“Sure enough, it’s PC rendering but on an Android,” says the chief revenue officer of DudaMobile, a Palo Alto, Ca.-based mobile web design shop aimed at small businesses. “Think of all the content and images on your PC site. That’s not made for a small screen.”
Reps who haven’t upgraded their web sites for the mobile age are in danger of being the dinosaurs of the Internet, and it could lose your firm credibility and business. Increasingly web browsing happens on mobile devices. There were about 1.5 billion mobile phone subscribers globally at the end of 2012, according to the annual Internet Trends report from Kleiner Perkins Caufield & Byers partner Mary Meeker. That’s up 30 percent in one year alone.
Mobile users make up 15 percent of all Internet traffic, compared to 10 percent a year ago.

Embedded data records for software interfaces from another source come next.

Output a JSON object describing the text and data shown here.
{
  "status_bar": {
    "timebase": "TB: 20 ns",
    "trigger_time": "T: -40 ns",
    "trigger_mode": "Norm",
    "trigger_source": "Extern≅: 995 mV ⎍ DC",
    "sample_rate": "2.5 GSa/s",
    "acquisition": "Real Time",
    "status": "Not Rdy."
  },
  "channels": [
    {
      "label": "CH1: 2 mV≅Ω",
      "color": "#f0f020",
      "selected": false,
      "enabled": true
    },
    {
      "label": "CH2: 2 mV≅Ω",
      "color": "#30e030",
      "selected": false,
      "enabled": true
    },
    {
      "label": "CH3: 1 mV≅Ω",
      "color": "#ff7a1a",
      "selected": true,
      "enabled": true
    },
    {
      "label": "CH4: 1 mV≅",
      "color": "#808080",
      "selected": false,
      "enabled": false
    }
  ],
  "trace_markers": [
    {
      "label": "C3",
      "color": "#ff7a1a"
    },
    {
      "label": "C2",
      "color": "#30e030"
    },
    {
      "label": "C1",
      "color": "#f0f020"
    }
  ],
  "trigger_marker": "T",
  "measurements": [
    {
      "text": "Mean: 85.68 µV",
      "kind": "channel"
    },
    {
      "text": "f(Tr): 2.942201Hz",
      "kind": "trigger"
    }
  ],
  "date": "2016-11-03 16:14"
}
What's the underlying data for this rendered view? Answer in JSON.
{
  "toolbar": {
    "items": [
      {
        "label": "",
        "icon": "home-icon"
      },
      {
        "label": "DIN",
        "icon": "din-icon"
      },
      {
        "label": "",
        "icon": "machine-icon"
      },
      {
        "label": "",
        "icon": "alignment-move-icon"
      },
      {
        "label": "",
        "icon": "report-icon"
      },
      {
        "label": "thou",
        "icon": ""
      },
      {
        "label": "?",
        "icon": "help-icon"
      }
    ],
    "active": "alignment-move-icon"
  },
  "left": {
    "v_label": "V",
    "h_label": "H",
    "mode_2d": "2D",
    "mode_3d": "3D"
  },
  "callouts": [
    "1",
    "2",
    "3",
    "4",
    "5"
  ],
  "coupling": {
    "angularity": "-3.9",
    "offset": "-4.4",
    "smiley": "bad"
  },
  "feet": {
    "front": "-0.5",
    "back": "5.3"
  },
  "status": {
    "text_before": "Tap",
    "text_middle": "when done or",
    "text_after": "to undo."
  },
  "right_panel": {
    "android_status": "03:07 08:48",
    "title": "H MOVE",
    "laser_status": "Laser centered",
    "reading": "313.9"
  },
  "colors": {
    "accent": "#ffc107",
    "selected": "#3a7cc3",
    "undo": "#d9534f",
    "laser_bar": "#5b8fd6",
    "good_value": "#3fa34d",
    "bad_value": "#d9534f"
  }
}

With 71 percent of small business owners looking to increase their budgets for marketing over mobile devices, according to a recent AT&T survey, streamlining a web site for smartphones and tablets is crucial lest you lose that on-the-go investor.
To Keller, priority number one is making sure a site looks clear and visible on a mobile screen, with easy to see buttons where prospective clients can click to call an advisor or make an appointment. There should be a link to a mobile map so visitors can easily get directions to an office. On a web site, it’s common for people to scroll to the bottom of a screen to get to contact information. On a mobile site, that’s awkward.
“You want thumb-friendly buttons,” says Keller. “Fonts need to be easy to read, with a clean layout.”
Olivia Ballvé agrees that information needs to be easy to see, and load very quickly. The vice president of support and partnerships at the New York-based bMobilized encourages small business owners to either load up their web sites on their own phones, or use the firm’s free emulator to see first how fast the site comes up on a device. Desktop sites are optimized for much more bandwidth than phones, she says, meaning a site that loads in just two to three seconds on your Mac might take up to 15 seconds on your iPhone.
“So the first thing we’re doing is stripping down [the site] so it can load faster,” she says. “You lose 75 percent of your prospective customers if a site doesn’t load in five seconds or less.”
For financial advisors, a mobile-friendly site is crucial particularly with current clients referring friends. If a prospect pulls up the link on a phone at an afternoon barbecue or a weekend dinner party — a slow site is a lost opportunity. Igor Faletski, CEO of the Vancouver-based Mobify, which helps brands translate to a mobile environment, should know — his sister is an advisor.
To him, a mobile site should look and feel just like a mobile app. In particular, visitors don’t want to have to pinch or zoom into a screen to see information. Today, sites are best designed when they respond intuitively to the screen they are on — optimized for a PC, a tablet, a mini-tablet or a smartphone instantly. The best design is one that’s effortless to the user, believes Faletski.
“Consumers are biased against web sites that aren’t mobile friendly,” he says. “Businesses should think if they’re in the business of good service or not. And everyone in business should think they’re in the customer service business.”